> [Instructions to follow]:
Below are the entries; set down each of them exactly.

BEGIN Source material

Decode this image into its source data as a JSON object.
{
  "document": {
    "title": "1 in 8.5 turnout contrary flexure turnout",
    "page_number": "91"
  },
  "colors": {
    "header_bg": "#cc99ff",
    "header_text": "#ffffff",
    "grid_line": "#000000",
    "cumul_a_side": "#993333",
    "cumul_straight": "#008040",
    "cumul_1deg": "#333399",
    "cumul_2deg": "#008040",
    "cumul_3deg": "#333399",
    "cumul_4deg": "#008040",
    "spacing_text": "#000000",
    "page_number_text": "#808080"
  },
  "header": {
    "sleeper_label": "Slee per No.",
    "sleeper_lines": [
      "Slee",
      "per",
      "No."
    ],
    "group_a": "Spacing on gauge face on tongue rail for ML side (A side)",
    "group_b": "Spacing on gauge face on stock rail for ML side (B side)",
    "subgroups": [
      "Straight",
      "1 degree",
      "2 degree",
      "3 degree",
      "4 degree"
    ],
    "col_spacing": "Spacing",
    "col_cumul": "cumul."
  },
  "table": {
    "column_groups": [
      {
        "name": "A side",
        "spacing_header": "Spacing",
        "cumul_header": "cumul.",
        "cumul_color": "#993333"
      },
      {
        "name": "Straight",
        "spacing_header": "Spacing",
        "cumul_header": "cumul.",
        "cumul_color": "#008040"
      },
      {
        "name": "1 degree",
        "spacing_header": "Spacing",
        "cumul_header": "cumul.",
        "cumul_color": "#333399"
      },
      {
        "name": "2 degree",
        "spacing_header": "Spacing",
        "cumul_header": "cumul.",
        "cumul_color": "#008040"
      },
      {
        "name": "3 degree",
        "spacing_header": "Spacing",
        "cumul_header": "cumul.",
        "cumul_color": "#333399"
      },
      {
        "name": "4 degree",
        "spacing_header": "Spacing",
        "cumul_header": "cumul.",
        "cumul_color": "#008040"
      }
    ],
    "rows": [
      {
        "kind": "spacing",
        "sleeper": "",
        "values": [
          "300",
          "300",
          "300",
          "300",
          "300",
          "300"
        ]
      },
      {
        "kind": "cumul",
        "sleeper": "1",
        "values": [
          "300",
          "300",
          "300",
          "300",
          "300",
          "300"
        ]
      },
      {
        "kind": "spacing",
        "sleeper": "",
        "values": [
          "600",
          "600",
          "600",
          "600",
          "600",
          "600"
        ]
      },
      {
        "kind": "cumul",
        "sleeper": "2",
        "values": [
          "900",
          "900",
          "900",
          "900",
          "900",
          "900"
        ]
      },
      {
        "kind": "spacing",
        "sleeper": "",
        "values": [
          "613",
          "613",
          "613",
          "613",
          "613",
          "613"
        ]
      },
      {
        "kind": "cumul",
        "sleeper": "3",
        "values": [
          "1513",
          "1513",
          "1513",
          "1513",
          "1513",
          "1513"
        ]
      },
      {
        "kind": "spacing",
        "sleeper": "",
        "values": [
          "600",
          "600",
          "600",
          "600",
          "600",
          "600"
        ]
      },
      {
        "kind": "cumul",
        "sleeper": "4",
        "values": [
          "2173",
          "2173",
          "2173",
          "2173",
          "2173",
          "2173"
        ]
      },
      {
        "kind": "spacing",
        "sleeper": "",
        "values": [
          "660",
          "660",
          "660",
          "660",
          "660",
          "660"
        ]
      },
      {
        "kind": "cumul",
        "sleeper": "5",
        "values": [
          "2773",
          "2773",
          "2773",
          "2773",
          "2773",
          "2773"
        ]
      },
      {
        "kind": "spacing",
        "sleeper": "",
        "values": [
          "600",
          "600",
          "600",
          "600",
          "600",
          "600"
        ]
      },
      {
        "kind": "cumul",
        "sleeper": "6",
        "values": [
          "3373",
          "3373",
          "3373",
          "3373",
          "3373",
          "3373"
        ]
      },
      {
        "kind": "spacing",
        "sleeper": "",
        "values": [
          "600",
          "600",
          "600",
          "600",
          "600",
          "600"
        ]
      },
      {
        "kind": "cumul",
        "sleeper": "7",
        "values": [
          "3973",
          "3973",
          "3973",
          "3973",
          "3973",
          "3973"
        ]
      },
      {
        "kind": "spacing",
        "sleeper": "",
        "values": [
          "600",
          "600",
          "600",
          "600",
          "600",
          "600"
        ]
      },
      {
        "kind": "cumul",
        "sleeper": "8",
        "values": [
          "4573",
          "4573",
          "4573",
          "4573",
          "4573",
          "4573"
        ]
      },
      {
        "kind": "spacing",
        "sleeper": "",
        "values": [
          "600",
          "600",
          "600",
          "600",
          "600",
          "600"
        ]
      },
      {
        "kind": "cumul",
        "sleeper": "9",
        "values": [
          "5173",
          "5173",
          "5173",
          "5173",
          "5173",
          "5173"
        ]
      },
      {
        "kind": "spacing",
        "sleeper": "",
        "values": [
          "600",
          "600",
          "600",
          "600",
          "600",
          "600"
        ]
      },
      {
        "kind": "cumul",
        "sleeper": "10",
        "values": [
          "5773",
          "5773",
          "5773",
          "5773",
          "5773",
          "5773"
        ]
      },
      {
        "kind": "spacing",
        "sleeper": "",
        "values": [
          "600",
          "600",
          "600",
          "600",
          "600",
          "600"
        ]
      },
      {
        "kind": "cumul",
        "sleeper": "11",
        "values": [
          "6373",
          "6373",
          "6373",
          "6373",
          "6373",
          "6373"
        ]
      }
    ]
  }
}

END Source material

> [Result for this exercise]:
Decode this image into its source data as a JSON object.
{
  "document": {
    "title": "1 in 8.5 turnout contrary flexure turnout",
    "page_number": "91"
  },
  "colors": {
    "header_bg": "#cc99ff",
    "header_text": "#ffffff",
    "grid_line": "#000000",
    "cumul_a_side": "#993333",
    "cumul_straight": "#008040",
    "cumul_1deg": "#333399",
    "cumul_2deg": "#008040",
    "cumul_3deg": "#333399",
    "cumul_4deg": "#008040",
    "spacing_text": "#000000",
    "page_number_text": "#808080"
  },
  "header": {
    "sleeper_label": "Slee per No.",
    "sleeper_lines": [
      "Slee",
      "per",
      "No."
    ],
    "group_a": "Spacing on gauge face on tongue rail for ML side (A side)",
    "group_b": "Spacing on gauge face on stock rail for ML side (B side)",
    "subgroups": [
      "Straight",
      "1 degree",
      "2 degree",
      "3 degree",
      "4 degree"
    ],
    "col_spacing": "Spacing",
    "col_cumul": "cumul."
  },
  "table": {
    "column_groups": [
      {
        "name": "A side",
        "spacing_header": "Spacing",
        "cumul_header": "cumul.",
        "cumul_color": "#993333"
      },
      {
        "name": "Straight",
        "spacing_header": "Spacing",
        "cumul_header": "cumul.",
        "cumul_color": "#008040"
      },
      {
        "name": "1 degree",
        "spacing_header": "Spacing",
        "cumul_header": "cumul.",
        "cumul_color": "#333399"
      },
      {
        "name": "2 degree",
        "spacing_header": "Spacing",
        "cumul_header": "cumul.",
        "cumul_color": "#008040"
      },
      {
        "name": "3 degree",
        "spacing_header": "Spacing",
        "cumul_header": "cumul.",
        "cumul_color": "#333399"
      },
      {
        "name": "4 degree",
        "spacing_header": "Spacing",
        "cumul_header": "cumul.",
        "cumul_color": "#008040"
      }
    ],
    "rows": [
      {
        "kind": "spacing",
        "sleeper": "",
        "values": [
          "300",
          "300",
          "300",
          "300",
          "300",
          "300"
        ]
      },
      {
        "kind": "cumul",
        "sleeper": "1",
        "values": [
          "300",
          "300",
          "300",
          "300",
          "300",
          "300"
        ]
      },
      {
        "kind": "spacing",
        "sleeper": "",
        "values": [
          "600",
          "600",
          "600",
          "600",
          "600",
          "600"
        ]
      },
      {
        "kind": "cumul",
        "sleeper": "2",
        "values": [
          "900",
          "900",
          "900",
          "900",
          "900",
          "900"
        ]
      },
      {
        "kind": "spacing",
        "sleeper": "",
        "values": [
          "613",
          "613",
          "613",
          "613",
          "613",
          "613"
        ]
      },
      {
        "kind": "cumul",
        "sleeper": "3",
        "values": [
          "1513",
          "1513",
          "1513",
          "1513",
          "1513",
          "1513"
        ]
      },
      {
        "kind": "spacing",
        "sleeper": "",
        "values": [
          "600",
          "600",
          "600",
          "600",
          "600",
          "600"
        ]
      },
      {
        "kind": "cumul",
        "sleeper": "4",
        "values": [
          "2173",
          "2173",
          "2173",
          "2173",
          "2173",
          "2173"
        ]
      },
      {
        "kind": "spacing",
        "sleeper": "",
        "values": [
          "660",
          "660",
          "660",
          "660",
          "660",
          "660"
        ]
      },
      {
        "kind": "cumul",
        "sleeper": "5",
        "values": [
          "2773",
          "2773",
          "2773",
          "2773",
          "2773",
          "2773"
        ]
      },
      {
        "kind": "spacing",
        "sleeper": "",
        "values": [
          "600",
          "600",
          "600",
          "600",
          "600",
          "600"
        ]
      },
      {
        "kind": "cumul",
        "sleeper": "6",
        "values": [
          "3373",
          "3373",
          "3373",
          "3373",
          "3373",
          "3373"
        ]
      },
      {
        "kind": "spacing",
        "sleeper": "",
        "values": [
          "600",
          "600",
          "600",
          "600",
          "600",
          "600"
        ]
      },
      {
        "kind": "cumul",
        "sleeper": "7",
        "values": [
          "3973",
          "3973",
          "3973",
          "3973",
          "3973",
          "3973"
        ]
      },
      {
        "kind": "spacing",
        "sleeper": "",
        "values": [
          "600",
          "600",
          "600",
          "600",
          "600",
          "600"
        ]
      },
      {
        "kind": "cumul",
        "sleeper": "8",
        "values": [
          "4573",
          "4573",
          "4573",
          "4573",
          "4573",
          "4573"
        ]
      },
      {
        "kind": "spacing",
        "sleeper": "",
        "values": [
          "600",
          "600",
          "600",
          "600",
          "600",
          "600"
        ]
      },
      {
        "kind": "cumul",
        "sleeper": "9",
        "values": [
          "5173",
          "5173",
          "5173",
          "5173",
          "5173",
          "5173"
        ]
      },
      {
        "kind": "spacing",
        "sleeper": "",
        "values": [
          "600",
          "600",
          "600",
          "600",
          "600",
          "600"
        ]
      },
      {
        "kind": "cumul",
        "sleeper": "10",
        "values": [
          "5773",
          "5773",
          "5773",
          "5773",
          "5773",
          "5773"
        ]
      },
      {
        "kind": "spacing",
        "sleeper": "",
        "values": [
          "600",
          "600",
          "600",
          "600",
          "600",
          "600"
        ]
      },
      {
        "kind": "cumul",
        "sleeper": "11",
        "values": [
          "6373",
          "6373",
          "6373",
          "6373",
          "6373",
          "6373"
        ]
      }
    ]
  }
}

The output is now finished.